We face certain challenges today that did not exist even decades ago. And there are far more things we have to remember now than ever before.
No matter what criticism people throw at you, there’s nothing wrong with relying on Google to answer your questions just as there’s nothing wrong with relying on Evernote to remember everything.
Use technology to help you organise and remember the important things so your mind is free to remember the joyful things.
8. Finish before you start
With more and more content available than ever before, the temptation to try to consume multiple pieces of content at the same time is great.
But when we switch from one task to another, our attention has a tendency to remain with the previous tasks for a certain amount of time before eventually shifting to the new task.
Cal Newport called this; “Attention Residue”.
The more you switch between tasks, the more likely you’ll struggle to focus on the current task because your attention hasn’t quite caught up.
If you want a clearer mental space, you must finish what you’re doing before moving on instead of switching back and forth between multiple different tasks.
Here are some examples of what I mean:
• Finish one area of housework before moving onto another
• Finish the book you’re reading before starting another
• Finish the project you’re working on before launching another
9. Let go of thoughts that hurt you
Negativity can be a difficult thing to define because some thoughts can seem unpleasant but are actually helpful to you.

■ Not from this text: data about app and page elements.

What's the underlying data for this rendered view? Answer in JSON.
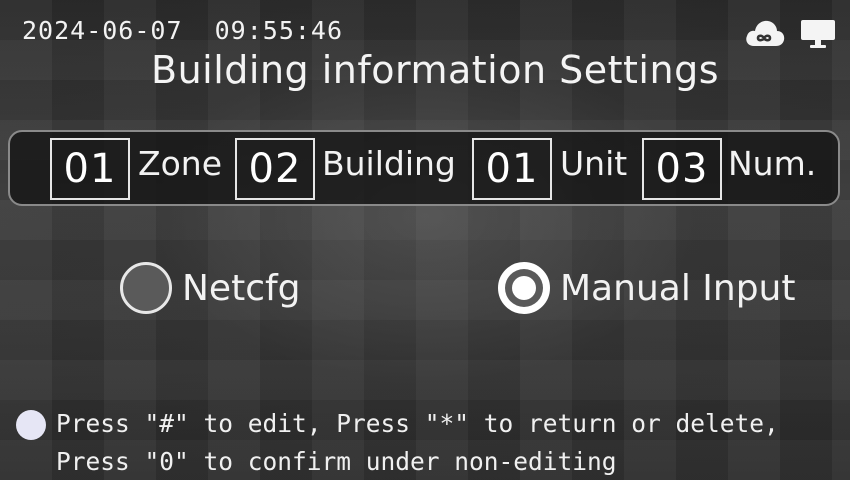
{
  "status_bar": {
    "datetime": "2024-06-07  09:55:46",
    "icons": [
      "cloud-link-icon",
      "monitor-icon"
    ]
  },
  "title": "Building information Settings",
  "address": {
    "zone": {
      "value": "01",
      "label": "Zone"
    },
    "building": {
      "value": "02",
      "label": "Building"
    },
    "unit": {
      "value": "01",
      "label": "Unit"
    },
    "num": {
      "value": "03",
      "label": "Num."
    }
  },
  "mode": {
    "options": [
      {
        "label": "Netcfg",
        "selected": false
      },
      {
        "label": "Manual Input",
        "selected": true
      }
    ]
  },
  "hint": {
    "line1": "Press \"#\" to edit, Press \"*\" to return or delete,",
    "line2": "Press \"0\" to confirm under non-editing"
  },
  "colors": {
    "text": "#f0f0f0",
    "bar_border": "#8a8a8a",
    "bar_fill": "#141414"
  }
}
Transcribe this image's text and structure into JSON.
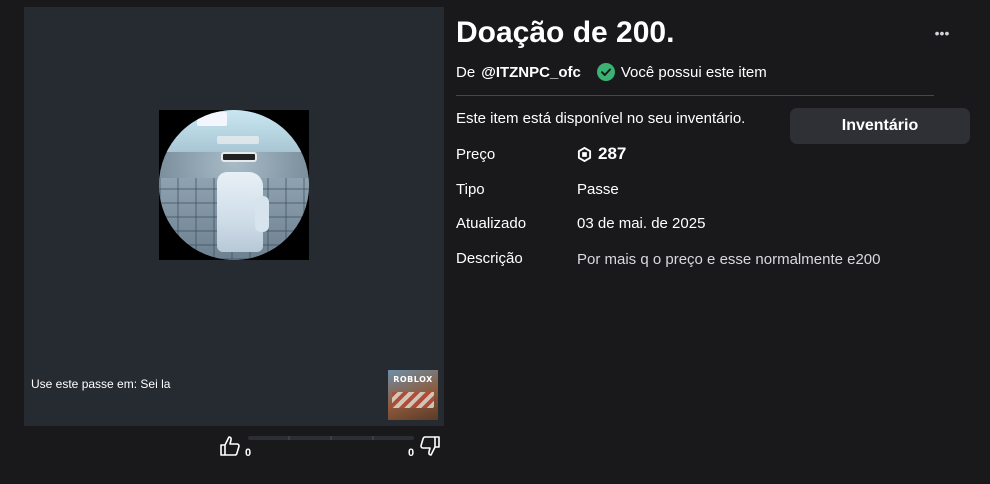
{
  "item": {
    "title": "Doação de 200.",
    "more_label": "•••",
    "by_label": "De",
    "creator": "@ITZNPC_ofc",
    "owned_label": "Você possui este item",
    "available_text": "Este item está disponível no seu inventário.",
    "inventory_button": "Inventário"
  },
  "details": {
    "price_label": "Preço",
    "price_value": "287",
    "type_label": "Tipo",
    "type_value": "Passe",
    "updated_label": "Atualizado",
    "updated_value": "03 de mai. de 2025",
    "description_label": "Descrição",
    "description_value": "Por mais q o preço e esse normalmente e200"
  },
  "media": {
    "use_pass_label": "Use este passe em:",
    "place_name": "Sei la",
    "game_icon_text": "ROBLOX"
  },
  "votes": {
    "up_count": "0",
    "down_count": "0"
  },
  "colors": {
    "background": "#19191c",
    "panel": "#262a31",
    "owned_green": "#3bb273",
    "button_bg": "#2e3036"
  },
  "icons": {
    "more": "more-dots-icon",
    "owned": "check-circle-icon",
    "currency": "robux-icon",
    "upvote": "thumbs-up-icon",
    "downvote": "thumbs-down-icon"
  }
}
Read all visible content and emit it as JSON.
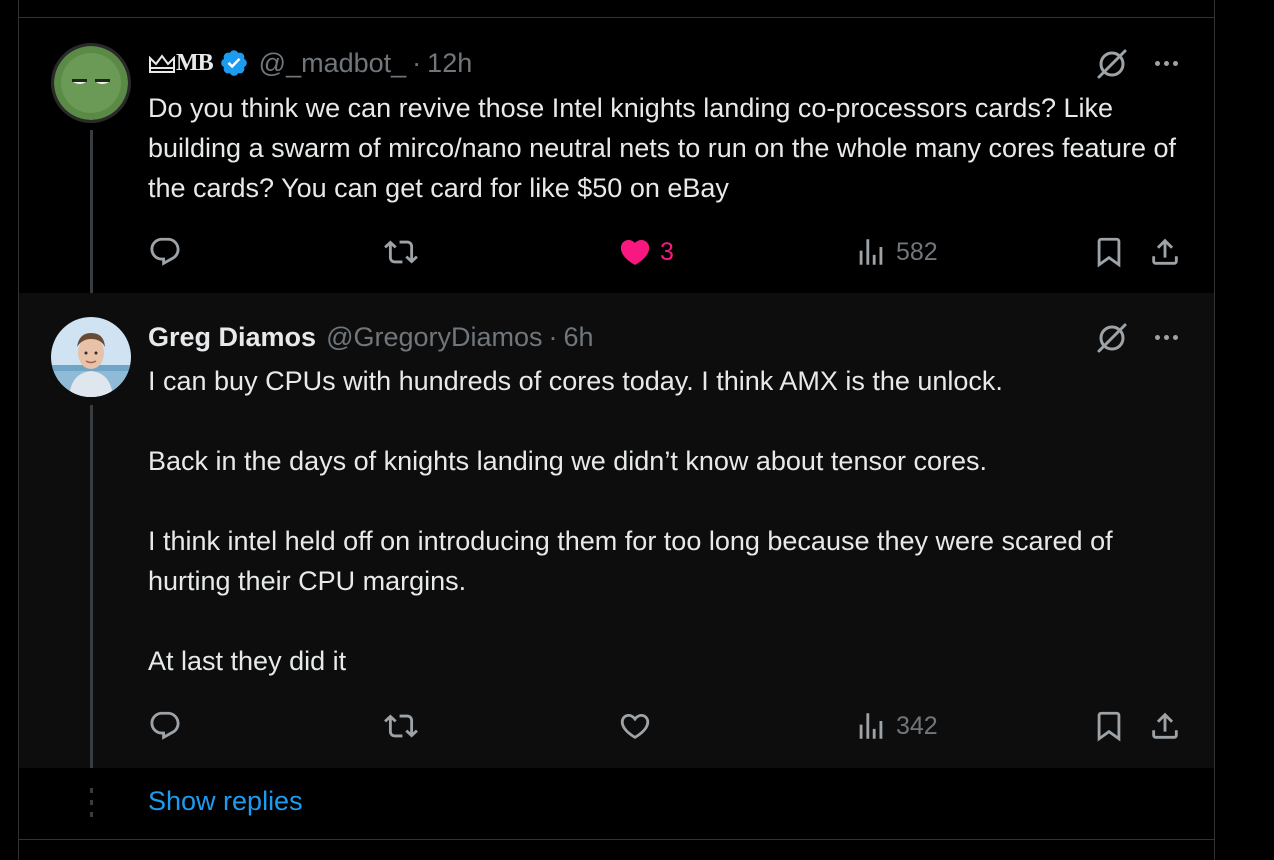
{
  "tweets": [
    {
      "display_name": "MB",
      "handle": "@_madbot_",
      "separator": "·",
      "time": "12h",
      "verified": true,
      "body": [
        "Do you think we can revive those Intel knights landing co-processors cards? Like building a swarm of mirco/nano neutral nets to run on the whole many cores feature of the cards? You can get card for like $50 on eBay"
      ],
      "stats": {
        "replies": "",
        "retweets": "",
        "likes": "3",
        "liked": true,
        "views": "582"
      }
    },
    {
      "display_name": "Greg Diamos",
      "handle": "@GregoryDiamos",
      "separator": "·",
      "time": "6h",
      "verified": false,
      "body": [
        "I can buy CPUs with hundreds of cores today. I think AMX is the unlock.",
        "Back in the days of knights landing we didn’t know about tensor cores.",
        "I think intel held off on introducing them for too long because they were scared of hurting their CPU margins.",
        "At last they did it"
      ],
      "stats": {
        "replies": "",
        "retweets": "",
        "likes": "",
        "liked": false,
        "views": "342"
      }
    }
  ],
  "show_replies_label": "Show replies",
  "colors": {
    "background": "#000000",
    "text": "#e7e9ea",
    "muted": "#71767b",
    "accent": "#1d9bf0",
    "like": "#f91880"
  },
  "icons": [
    "reply-icon",
    "retweet-icon",
    "heart-icon",
    "views-icon",
    "bookmark-icon",
    "share-icon",
    "grok-icon",
    "more-icon",
    "verified-icon"
  ]
}
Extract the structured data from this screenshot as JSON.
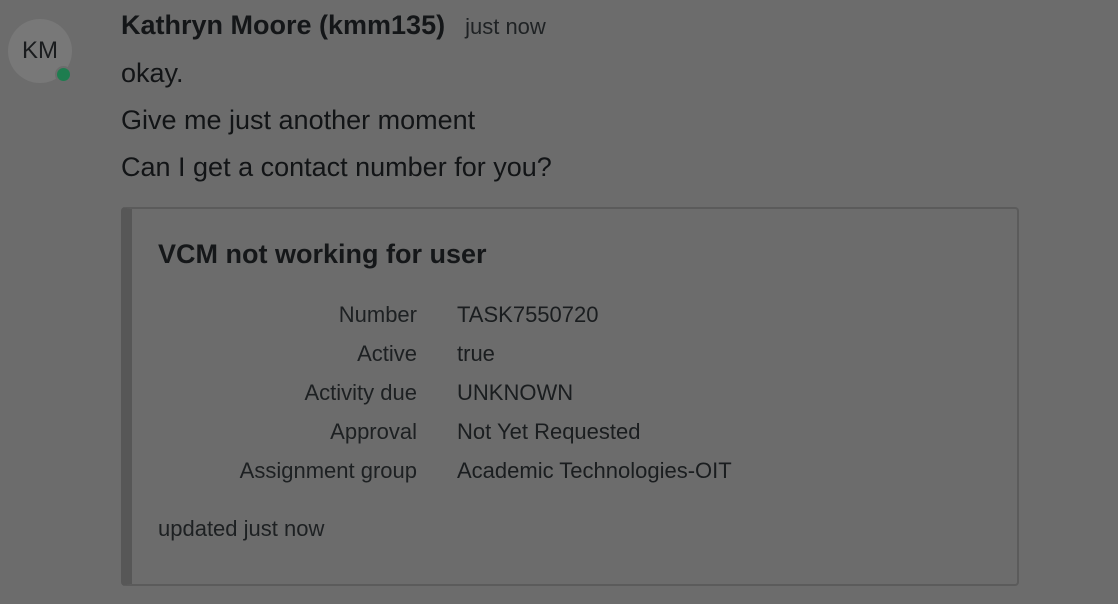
{
  "message": {
    "avatar_initials": "KM",
    "presence_status": "online",
    "sender": "Kathryn Moore (kmm135)",
    "timestamp": "just now",
    "lines": [
      "okay.",
      "Give me just another moment",
      "Can I get a contact number for you?"
    ]
  },
  "card": {
    "title": "VCM not working for user",
    "fields": [
      {
        "label": "Number",
        "value": "TASK7550720"
      },
      {
        "label": "Active",
        "value": "true"
      },
      {
        "label": "Activity due",
        "value": "UNKNOWN"
      },
      {
        "label": "Approval",
        "value": "Not Yet Requested"
      },
      {
        "label": "Assignment group",
        "value": "Academic Technologies-OIT"
      }
    ],
    "footer": "updated just now"
  },
  "colors": {
    "background": "#6c6c6c",
    "presence_online": "#1e7d4f",
    "card_accent": "#575757"
  }
}
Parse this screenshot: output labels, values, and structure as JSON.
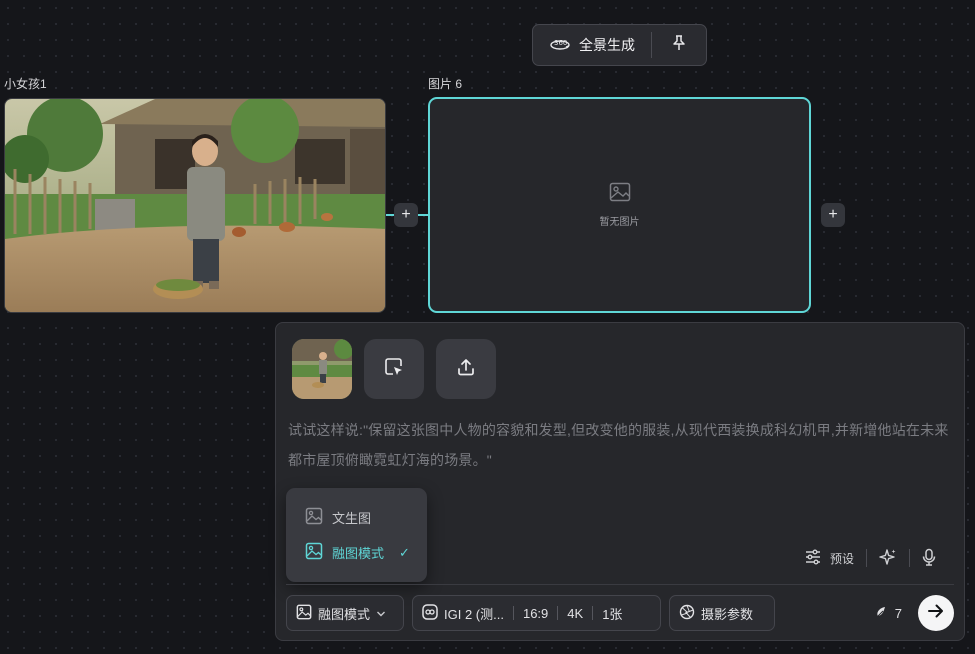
{
  "top_toolbar": {
    "generate_label": "全景生成",
    "generate_icon": "360-icon",
    "pin_icon": "pin-icon"
  },
  "nodes": [
    {
      "label": "小女孩1",
      "image": "girl-village-photo"
    },
    {
      "label": "图片 6",
      "empty_text": "暂无图片",
      "selected": true
    }
  ],
  "panel": {
    "reference_thumb": "girl-village-photo",
    "buttons": [
      {
        "icon": "select-region-icon"
      },
      {
        "icon": "upload-icon"
      }
    ],
    "prompt_placeholder": "试试这样说:\"保留这张图中人物的容貌和发型,但改变他的服装,从现代西装换成科幻机甲,并新增他站在未来都市屋顶俯瞰霓虹灯海的场景。\"",
    "mode_menu": {
      "items": [
        {
          "label": "文生图",
          "icon": "image-icon",
          "active": false
        },
        {
          "label": "融图模式",
          "icon": "image-icon",
          "active": true,
          "check": "✓"
        }
      ]
    },
    "tools": [
      {
        "label": "预设",
        "icon": "sliders-icon"
      },
      {
        "icon": "sparkle-icon"
      },
      {
        "icon": "mic-icon"
      }
    ],
    "bottom": {
      "mode_label": "融图模式",
      "model_label": "IGI 2 (测...",
      "ratio": "16:9",
      "resolution": "4K",
      "count": "1张",
      "camera_label": "摄影参数",
      "credits": "7"
    }
  },
  "colors": {
    "accent": "#5fd6d6",
    "background": "#15161a",
    "panel": "#26272b"
  }
}
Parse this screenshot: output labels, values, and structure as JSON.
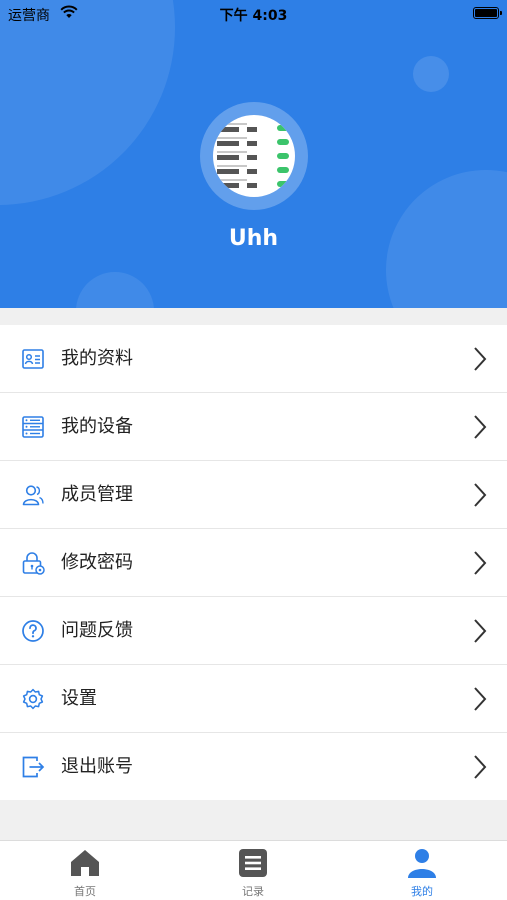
{
  "status_bar": {
    "carrier": "运营商",
    "time": "下午 4:03"
  },
  "profile": {
    "username": "Uhh"
  },
  "menu": [
    {
      "label": "我的资料",
      "icon": "profile-card-icon"
    },
    {
      "label": "我的设备",
      "icon": "device-list-icon"
    },
    {
      "label": "成员管理",
      "icon": "members-icon"
    },
    {
      "label": "修改密码",
      "icon": "lock-gear-icon"
    },
    {
      "label": "问题反馈",
      "icon": "question-icon"
    },
    {
      "label": "设置",
      "icon": "settings-gear-icon"
    },
    {
      "label": "退出账号",
      "icon": "logout-icon"
    }
  ],
  "tabbar": {
    "items": [
      {
        "label": "首页",
        "icon": "home-icon"
      },
      {
        "label": "记录",
        "icon": "records-icon"
      },
      {
        "label": "我的",
        "icon": "user-icon"
      }
    ],
    "active": "我的"
  },
  "colors": {
    "primary": "#2e7fe6",
    "background": "#f0f0f0",
    "tab_inactive": "#777777"
  }
}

Take a look at the following;
• I don’t want to let others down
• I don’t want live in debt again
• I’m afraid of failing
These kinds of thoughts may seem negative at first glance, but they can also help drive you to succeed in accomplishing whatever it is you want to do in life.
Compare those thoughts to the following;
• I’m not good enough
• I’ll never fit in no matter where I go
• I’ll never succeed at anything in life
Thoughts such as these do little to help you and can often keep you in a never ending downward spiral of despair.
It’s these kinds of thoughts that have no place in a clear mental space.
The quickest way I know to find out if a thought is truly negative, is to ask a simple question;
Does this help me?
Do your most prominent thoughts make you want to get out of bed in the morning and live your life?
Or do they make you want to just watch TV for 6 hours straight eating unhealthy foods as you wallow in apathy?
More often than you might think, your fear, regrets and discomfort can actually be really useful. If observed carefully, they can help you identify what’s truly important to you from what’s not.
Steven Pressfield explained in his book, The War of Art, that the more fear you feel towards something, the more certain you can be that it’s important to you.
But if you feel that your thoughts are preventing you from making progress in your life (instead of driving you forward), you need to replace them with new thoughts.
Here’s what I recommend to get started;
1. Spend less time around pessimistic people who tear you down and spend more time with people who support and believe in you
2. Read less stories about people who fail and more stories about people who have succeeded at whatever it is that you want to do in life
3. Focus on improving the fundamental skills you need to do what you want to do so you can be more confident in your abilities
Enjoying a clearer mental space
Review each of these tips and write down the ones that apply most to you and your situation.
Then after you apply them, enjoy the benefits of a clearer mental space.
Enjoy being able to focus on what’s going on right in front of you. Enjoy the liberation of not having to remember things that don’t fill you with joy.
And enjoy the experience of being able to do the things you love with clarity and with confidence.
Craig Link is a minimalist and technology enthusiast with a passion for finding and sharing practical ways to live a simpler life with more time, money and energy for what’s most important to you.